Work required
Reproduce all of the entries below exactly, without a single change.

• • • • •

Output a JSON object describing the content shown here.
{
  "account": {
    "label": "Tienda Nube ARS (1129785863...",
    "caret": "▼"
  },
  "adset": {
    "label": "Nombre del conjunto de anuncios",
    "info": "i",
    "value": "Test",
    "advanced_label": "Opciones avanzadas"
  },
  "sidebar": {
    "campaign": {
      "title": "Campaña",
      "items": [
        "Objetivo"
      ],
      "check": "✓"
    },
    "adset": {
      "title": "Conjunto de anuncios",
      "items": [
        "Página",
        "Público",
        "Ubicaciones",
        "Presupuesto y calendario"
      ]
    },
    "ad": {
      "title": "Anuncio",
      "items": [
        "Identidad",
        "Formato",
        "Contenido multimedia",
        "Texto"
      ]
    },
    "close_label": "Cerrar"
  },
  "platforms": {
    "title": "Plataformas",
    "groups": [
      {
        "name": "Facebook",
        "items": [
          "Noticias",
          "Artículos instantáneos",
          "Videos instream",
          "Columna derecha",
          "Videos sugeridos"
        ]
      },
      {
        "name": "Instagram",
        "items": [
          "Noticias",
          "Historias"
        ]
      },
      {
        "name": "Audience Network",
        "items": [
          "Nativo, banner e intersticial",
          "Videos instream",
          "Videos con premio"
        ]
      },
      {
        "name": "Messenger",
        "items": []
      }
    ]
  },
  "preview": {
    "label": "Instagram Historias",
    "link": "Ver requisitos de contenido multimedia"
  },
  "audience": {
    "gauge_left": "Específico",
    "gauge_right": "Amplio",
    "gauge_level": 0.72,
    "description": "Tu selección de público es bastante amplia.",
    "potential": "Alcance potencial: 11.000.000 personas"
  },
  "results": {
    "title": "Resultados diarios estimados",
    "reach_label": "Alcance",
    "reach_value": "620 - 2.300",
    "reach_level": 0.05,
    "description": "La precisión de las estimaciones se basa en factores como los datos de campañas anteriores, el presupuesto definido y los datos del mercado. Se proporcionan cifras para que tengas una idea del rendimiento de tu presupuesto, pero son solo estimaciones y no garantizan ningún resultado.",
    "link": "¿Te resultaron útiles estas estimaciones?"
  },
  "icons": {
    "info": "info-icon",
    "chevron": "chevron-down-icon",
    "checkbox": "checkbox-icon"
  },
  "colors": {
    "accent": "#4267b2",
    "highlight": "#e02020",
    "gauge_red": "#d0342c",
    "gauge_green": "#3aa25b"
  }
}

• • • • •

Output for this exercise
Output a JSON object describing the content shown here.
{
  "account": {
    "label": "Tienda Nube ARS (1129785863...",
    "caret": "▼"
  },
  "adset": {
    "label": "Nombre del conjunto de anuncios",
    "info": "i",
    "value": "Test",
    "advanced_label": "Opciones avanzadas"
  },
  "sidebar": {
    "campaign": {
      "title": "Campaña",
      "items": [
        "Objetivo"
      ],
      "check": "✓"
    },
    "adset": {
      "title": "Conjunto de anuncios",
      "items": [
        "Página",
        "Público",
        "Ubicaciones",
        "Presupuesto y calendario"
      ]
    },
    "ad": {
      "title": "Anuncio",
      "items": [
        "Identidad",
        "Formato",
        "Contenido multimedia",
        "Texto"
      ]
    },
    "close_label": "Cerrar"
  },
  "platforms": {
    "title": "Plataformas",
    "groups": [
      {
        "name": "Facebook",
        "items": [
          "Noticias",
          "Artículos instantáneos",
          "Videos instream",
          "Columna derecha",
          "Videos sugeridos"
        ]
      },
      {
        "name": "Instagram",
        "items": [
          "Noticias",
          "Historias"
        ]
      },
      {
        "name": "Audience Network",
        "items": [
          "Nativo, banner e intersticial",
          "Videos instream",
          "Videos con premio"
        ]
      },
      {
        "name": "Messenger",
        "items": []
      }
    ]
  },
  "preview": {
    "label": "Instagram Historias",
    "link": "Ver requisitos de contenido multimedia"
  },
  "audience": {
    "gauge_left": "Específico",
    "gauge_right": "Amplio",
    "gauge_level": 0.72,
    "description": "Tu selección de público es bastante amplia.",
    "potential": "Alcance potencial: 11.000.000 personas"
  },
  "results": {
    "title": "Resultados diarios estimados",
    "reach_label": "Alcance",
    "reach_value": "620 - 2.300",
    "reach_level": 0.05,
    "description": "La precisión de las estimaciones se basa en factores como los datos de campañas anteriores, el presupuesto definido y los datos del mercado. Se proporcionan cifras para que tengas una idea del rendimiento de tu presupuesto, pero son solo estimaciones y no garantizan ningún resultado.",
    "link": "¿Te resultaron útiles estas estimaciones?"
  },
  "icons": {
    "info": "info-icon",
    "chevron": "chevron-down-icon",
    "checkbox": "checkbox-icon"
  },
  "colors": {
    "accent": "#4267b2",
    "highlight": "#e02020",
    "gauge_red": "#d0342c",
    "gauge_green": "#3aa25b"
  }
}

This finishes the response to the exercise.